New Findings Add to Evidence of Immune System Role in Parkinson's Disease

New Findings Add to Evidence of Immune System Role in Parkinson's Disease

Could Parkinson's disease be an autoimmune disorder? A recent study from Columbia University revealed a possible link between the immune system -- the body's defense system against disease -- and alpha-synuclein, the sticky protein that clumps in the cells of people with Parkinson's disease (PD).

Michael J. Fox Foundation (MJFF)-funded researchers published in the scientific journal Nature that molecular structures derived from alpha-synuclein are recognized by the immune system in people with PD, which could produce an autoimmune response and harm cells.

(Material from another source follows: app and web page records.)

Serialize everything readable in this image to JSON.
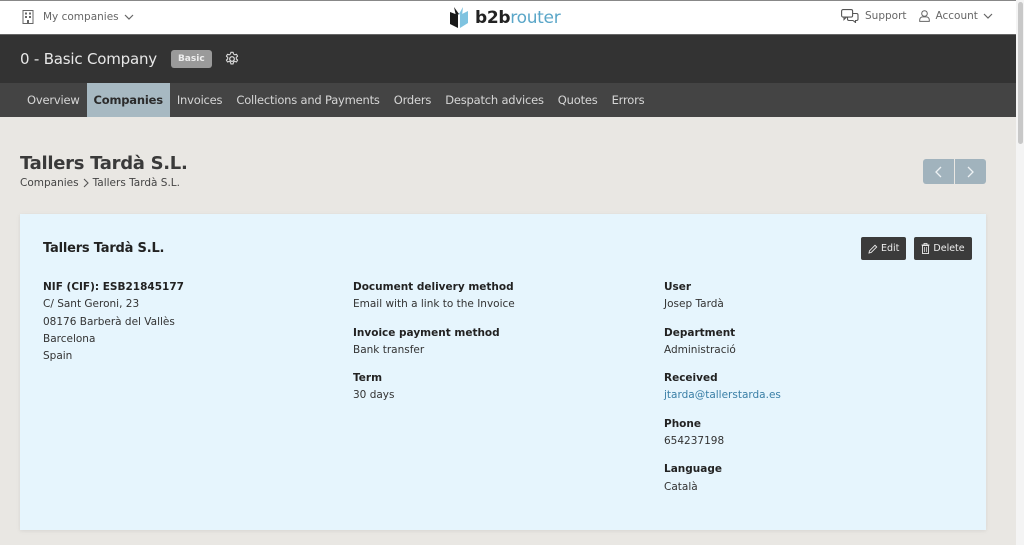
{
  "topbar": {
    "companies_label": "My companies",
    "logo_bold": "b2b",
    "logo_light": "router",
    "support_label": "Support",
    "account_label": "Account"
  },
  "company": {
    "name": "0 - Basic Company",
    "plan_badge": "Basic"
  },
  "nav": {
    "items": [
      {
        "label": "Overview"
      },
      {
        "label": "Companies",
        "active": true
      },
      {
        "label": "Invoices"
      },
      {
        "label": "Collections and Payments"
      },
      {
        "label": "Orders"
      },
      {
        "label": "Despatch advices"
      },
      {
        "label": "Quotes"
      },
      {
        "label": "Errors"
      }
    ]
  },
  "page": {
    "title": "Tallers Tardà S.L.",
    "breadcrumb": [
      "Companies",
      "Tallers Tardà S.L."
    ]
  },
  "card": {
    "title": "Tallers Tardà S.L.",
    "edit_label": "Edit",
    "delete_label": "Delete",
    "address": {
      "tax_id": "NIF (CIF): ESB21845177",
      "street": "C/ Sant Geroni, 23",
      "city": "08176 Barberà del Vallès",
      "province": "Barcelona",
      "country": "Spain"
    },
    "billing": [
      {
        "label": "Document delivery method",
        "value": "Email with a link to the Invoice"
      },
      {
        "label": "Invoice payment method",
        "value": "Bank transfer"
      },
      {
        "label": "Term",
        "value": "30 days"
      }
    ],
    "contact": [
      {
        "label": "User",
        "value": "Josep Tardà"
      },
      {
        "label": "Department",
        "value": "Administració"
      },
      {
        "label": "Received",
        "value": "jtarda@tallerstarda.es",
        "is_link": true
      },
      {
        "label": "Phone",
        "value": "654237198"
      },
      {
        "label": "Language",
        "value": "Català"
      }
    ]
  },
  "colors": {
    "brand_blue": "#5aa6c8",
    "active_tab": "#a7b9c2",
    "card_bg": "#e6f5fd",
    "link": "#3a7fa6"
  }
}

The investigators, led by David Sulzer, PhD, will next test whether blocking the autoimmune response could impact Parkinson's progression.

These findings build on growing evidence supporting a role of the immune system in PD. Studies have found activated immune system markers in the brains of those with Parkinson's. Other research has associated Parkinson's with variants in genes tied to the immune system, and Dr. Sulzer and his colleagues previously identified a link between these genes and alpha-synuclein function in models of Parkinson's.

Another recent study, also funded in part by MJFF, revealed an association between the immune system and the LRRK2 protein. Mutations in the LRRK2 gene are linked to Parkinson's.

We'll continue to follow and share findings from this promising area of research.

We use cookies to ensure that you get the best experience. By continuing to use this website, you indicate that you have read our Terms of Service and Privacy Policy.